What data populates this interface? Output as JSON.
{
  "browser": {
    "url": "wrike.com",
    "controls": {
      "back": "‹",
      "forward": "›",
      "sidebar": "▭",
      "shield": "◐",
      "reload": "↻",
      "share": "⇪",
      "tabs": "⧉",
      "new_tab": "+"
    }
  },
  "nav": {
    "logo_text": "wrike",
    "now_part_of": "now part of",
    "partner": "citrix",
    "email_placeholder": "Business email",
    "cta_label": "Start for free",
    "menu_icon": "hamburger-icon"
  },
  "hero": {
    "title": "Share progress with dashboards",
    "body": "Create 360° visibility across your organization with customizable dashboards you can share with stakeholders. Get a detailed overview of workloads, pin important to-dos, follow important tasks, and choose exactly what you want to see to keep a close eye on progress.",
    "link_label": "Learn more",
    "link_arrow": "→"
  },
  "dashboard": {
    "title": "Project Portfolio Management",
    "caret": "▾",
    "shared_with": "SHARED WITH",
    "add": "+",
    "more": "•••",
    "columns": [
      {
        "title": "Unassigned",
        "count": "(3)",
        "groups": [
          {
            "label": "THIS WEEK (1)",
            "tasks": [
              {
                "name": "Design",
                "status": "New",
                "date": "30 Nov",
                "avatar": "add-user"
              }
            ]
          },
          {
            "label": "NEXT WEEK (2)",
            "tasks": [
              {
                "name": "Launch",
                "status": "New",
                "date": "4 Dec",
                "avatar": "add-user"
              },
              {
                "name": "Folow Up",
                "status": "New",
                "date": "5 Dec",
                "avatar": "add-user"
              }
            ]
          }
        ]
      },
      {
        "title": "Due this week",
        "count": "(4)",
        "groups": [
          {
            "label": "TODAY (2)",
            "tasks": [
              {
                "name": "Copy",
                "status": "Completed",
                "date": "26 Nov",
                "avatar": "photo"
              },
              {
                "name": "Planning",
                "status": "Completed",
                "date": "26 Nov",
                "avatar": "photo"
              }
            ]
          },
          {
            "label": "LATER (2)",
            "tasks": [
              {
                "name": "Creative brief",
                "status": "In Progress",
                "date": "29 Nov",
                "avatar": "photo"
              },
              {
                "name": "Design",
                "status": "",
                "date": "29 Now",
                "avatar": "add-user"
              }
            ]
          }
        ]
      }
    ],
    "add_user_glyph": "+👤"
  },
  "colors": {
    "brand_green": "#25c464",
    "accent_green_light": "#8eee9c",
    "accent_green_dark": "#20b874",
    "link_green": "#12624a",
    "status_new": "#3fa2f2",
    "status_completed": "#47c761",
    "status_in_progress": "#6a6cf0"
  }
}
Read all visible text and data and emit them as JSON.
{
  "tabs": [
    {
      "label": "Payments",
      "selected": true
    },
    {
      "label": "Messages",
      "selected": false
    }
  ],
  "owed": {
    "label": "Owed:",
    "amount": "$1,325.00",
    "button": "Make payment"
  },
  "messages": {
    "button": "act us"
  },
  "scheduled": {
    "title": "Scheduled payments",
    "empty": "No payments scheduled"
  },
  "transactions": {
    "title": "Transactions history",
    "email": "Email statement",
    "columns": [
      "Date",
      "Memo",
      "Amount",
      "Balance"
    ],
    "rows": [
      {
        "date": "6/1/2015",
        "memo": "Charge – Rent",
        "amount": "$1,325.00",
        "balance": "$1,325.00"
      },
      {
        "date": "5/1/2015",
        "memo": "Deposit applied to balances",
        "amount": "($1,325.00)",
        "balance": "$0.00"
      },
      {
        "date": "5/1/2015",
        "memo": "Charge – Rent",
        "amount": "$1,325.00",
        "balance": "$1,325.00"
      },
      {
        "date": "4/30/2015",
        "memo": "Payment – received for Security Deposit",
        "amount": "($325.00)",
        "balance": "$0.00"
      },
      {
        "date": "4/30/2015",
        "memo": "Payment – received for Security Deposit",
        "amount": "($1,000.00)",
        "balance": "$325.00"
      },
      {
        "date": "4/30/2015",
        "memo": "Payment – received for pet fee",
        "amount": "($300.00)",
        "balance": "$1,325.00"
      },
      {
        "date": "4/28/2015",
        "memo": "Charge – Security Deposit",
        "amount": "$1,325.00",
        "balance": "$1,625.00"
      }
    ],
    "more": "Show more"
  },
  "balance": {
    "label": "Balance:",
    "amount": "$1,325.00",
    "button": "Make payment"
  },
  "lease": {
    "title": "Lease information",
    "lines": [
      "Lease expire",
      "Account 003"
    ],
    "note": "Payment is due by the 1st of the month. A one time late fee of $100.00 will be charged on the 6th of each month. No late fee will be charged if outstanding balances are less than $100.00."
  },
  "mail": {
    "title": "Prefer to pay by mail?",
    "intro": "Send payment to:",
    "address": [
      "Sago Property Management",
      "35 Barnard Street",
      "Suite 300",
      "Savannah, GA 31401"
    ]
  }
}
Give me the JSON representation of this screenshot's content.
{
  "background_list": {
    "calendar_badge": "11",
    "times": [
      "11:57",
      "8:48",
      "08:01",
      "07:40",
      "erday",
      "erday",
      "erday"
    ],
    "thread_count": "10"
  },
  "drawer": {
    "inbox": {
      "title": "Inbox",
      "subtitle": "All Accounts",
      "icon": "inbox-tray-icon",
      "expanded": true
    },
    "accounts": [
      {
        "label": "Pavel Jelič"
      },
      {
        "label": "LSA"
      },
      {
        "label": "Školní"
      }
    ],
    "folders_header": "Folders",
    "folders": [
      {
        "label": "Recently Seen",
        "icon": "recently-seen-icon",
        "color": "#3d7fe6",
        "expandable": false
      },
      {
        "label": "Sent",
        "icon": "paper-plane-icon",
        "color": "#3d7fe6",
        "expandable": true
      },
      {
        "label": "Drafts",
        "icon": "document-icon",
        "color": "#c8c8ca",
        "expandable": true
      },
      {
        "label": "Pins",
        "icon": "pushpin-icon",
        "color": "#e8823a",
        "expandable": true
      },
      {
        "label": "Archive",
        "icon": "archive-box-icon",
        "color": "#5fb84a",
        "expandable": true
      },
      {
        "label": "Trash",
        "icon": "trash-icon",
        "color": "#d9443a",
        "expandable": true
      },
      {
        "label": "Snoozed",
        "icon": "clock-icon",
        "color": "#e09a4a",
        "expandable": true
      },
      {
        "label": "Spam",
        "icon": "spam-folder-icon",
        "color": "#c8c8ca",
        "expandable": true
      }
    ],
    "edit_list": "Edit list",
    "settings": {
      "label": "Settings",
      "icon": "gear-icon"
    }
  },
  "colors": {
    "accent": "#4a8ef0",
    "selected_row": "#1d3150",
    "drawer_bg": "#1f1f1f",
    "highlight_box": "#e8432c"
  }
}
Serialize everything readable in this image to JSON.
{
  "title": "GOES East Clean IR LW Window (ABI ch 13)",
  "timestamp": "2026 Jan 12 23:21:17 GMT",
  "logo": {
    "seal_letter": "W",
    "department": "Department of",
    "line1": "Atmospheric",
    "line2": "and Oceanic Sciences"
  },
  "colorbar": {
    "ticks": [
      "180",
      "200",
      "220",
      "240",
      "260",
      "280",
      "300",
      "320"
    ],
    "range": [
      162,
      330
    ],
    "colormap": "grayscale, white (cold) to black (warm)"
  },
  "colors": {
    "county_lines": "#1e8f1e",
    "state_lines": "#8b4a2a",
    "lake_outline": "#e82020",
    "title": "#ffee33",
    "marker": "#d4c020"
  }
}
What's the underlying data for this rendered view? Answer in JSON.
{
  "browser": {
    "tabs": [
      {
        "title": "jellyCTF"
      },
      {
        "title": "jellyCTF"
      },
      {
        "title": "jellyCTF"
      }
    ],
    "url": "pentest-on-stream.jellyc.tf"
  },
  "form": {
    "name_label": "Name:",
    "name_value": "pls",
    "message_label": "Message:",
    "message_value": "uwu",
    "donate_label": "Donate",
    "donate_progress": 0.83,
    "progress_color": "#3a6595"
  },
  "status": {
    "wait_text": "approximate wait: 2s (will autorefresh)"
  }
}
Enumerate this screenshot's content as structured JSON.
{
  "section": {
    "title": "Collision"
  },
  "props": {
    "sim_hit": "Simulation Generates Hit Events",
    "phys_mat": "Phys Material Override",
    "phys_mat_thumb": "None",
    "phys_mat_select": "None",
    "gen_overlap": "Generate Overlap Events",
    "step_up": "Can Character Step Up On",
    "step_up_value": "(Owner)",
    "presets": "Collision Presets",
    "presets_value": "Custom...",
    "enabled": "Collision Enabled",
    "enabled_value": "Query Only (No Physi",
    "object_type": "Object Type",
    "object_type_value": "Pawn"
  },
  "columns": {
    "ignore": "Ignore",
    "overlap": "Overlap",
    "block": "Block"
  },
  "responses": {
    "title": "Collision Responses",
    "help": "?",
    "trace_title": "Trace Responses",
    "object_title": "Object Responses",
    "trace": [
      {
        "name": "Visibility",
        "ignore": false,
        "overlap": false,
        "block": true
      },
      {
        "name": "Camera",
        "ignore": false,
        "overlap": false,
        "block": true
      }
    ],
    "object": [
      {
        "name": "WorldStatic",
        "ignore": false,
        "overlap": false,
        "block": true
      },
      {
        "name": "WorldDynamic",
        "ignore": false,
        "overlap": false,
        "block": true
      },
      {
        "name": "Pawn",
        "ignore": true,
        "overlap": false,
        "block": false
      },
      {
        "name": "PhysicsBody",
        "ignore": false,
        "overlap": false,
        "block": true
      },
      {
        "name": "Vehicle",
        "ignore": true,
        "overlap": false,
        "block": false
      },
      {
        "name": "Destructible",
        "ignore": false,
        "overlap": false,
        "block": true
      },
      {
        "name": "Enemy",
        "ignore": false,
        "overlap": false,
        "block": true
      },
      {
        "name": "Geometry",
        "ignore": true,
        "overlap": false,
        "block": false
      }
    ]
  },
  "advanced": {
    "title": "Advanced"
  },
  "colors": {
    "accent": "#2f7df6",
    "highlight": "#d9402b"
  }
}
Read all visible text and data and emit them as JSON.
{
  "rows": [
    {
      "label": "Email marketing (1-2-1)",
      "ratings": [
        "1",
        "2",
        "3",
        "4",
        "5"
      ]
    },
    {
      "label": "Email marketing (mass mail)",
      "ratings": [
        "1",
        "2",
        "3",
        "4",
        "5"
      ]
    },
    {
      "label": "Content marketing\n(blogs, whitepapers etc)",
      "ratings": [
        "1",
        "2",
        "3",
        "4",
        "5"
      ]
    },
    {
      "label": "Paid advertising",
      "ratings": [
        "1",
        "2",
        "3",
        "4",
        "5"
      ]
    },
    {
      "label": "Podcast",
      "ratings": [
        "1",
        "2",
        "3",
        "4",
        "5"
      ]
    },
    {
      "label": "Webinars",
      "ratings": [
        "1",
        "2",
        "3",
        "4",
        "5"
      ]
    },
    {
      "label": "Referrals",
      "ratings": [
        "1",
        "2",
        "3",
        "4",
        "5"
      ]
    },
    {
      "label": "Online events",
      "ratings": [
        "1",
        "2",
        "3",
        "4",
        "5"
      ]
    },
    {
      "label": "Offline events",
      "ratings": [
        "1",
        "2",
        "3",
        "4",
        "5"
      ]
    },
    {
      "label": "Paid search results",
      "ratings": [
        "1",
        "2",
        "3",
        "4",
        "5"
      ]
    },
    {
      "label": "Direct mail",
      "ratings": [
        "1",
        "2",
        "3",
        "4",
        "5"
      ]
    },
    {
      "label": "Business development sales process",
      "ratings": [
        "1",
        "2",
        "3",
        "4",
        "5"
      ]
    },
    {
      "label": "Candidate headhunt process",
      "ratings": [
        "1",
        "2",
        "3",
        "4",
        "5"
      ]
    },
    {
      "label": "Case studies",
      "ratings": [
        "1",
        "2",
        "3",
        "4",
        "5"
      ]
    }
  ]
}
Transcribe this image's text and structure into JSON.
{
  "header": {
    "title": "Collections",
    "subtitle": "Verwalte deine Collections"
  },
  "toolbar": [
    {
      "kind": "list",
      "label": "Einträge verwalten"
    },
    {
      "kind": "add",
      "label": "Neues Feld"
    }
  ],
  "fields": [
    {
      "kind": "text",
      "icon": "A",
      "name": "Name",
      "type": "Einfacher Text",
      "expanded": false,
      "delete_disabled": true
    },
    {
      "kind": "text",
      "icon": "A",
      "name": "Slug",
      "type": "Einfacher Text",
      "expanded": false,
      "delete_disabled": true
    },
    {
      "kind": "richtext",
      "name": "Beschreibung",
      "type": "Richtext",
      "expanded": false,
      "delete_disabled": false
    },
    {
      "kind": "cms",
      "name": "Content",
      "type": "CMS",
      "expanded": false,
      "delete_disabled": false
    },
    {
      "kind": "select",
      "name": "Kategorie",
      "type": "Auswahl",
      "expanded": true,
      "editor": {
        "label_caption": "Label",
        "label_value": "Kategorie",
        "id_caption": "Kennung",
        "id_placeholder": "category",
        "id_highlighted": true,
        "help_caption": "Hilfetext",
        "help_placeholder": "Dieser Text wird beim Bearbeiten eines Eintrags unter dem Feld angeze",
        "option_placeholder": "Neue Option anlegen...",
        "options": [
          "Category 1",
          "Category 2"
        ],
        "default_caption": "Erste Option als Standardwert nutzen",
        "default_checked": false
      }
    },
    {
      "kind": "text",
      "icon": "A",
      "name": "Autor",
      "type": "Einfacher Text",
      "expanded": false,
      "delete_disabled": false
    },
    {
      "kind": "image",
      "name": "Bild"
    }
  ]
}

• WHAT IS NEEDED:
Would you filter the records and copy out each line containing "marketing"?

• THE COMPLETED TASK:
      "label": "Email marketing (1-2-1)",
      "label": "Email marketing (mass mail)",
      "label": "Content marketing\n(blogs, whitepapers etc)",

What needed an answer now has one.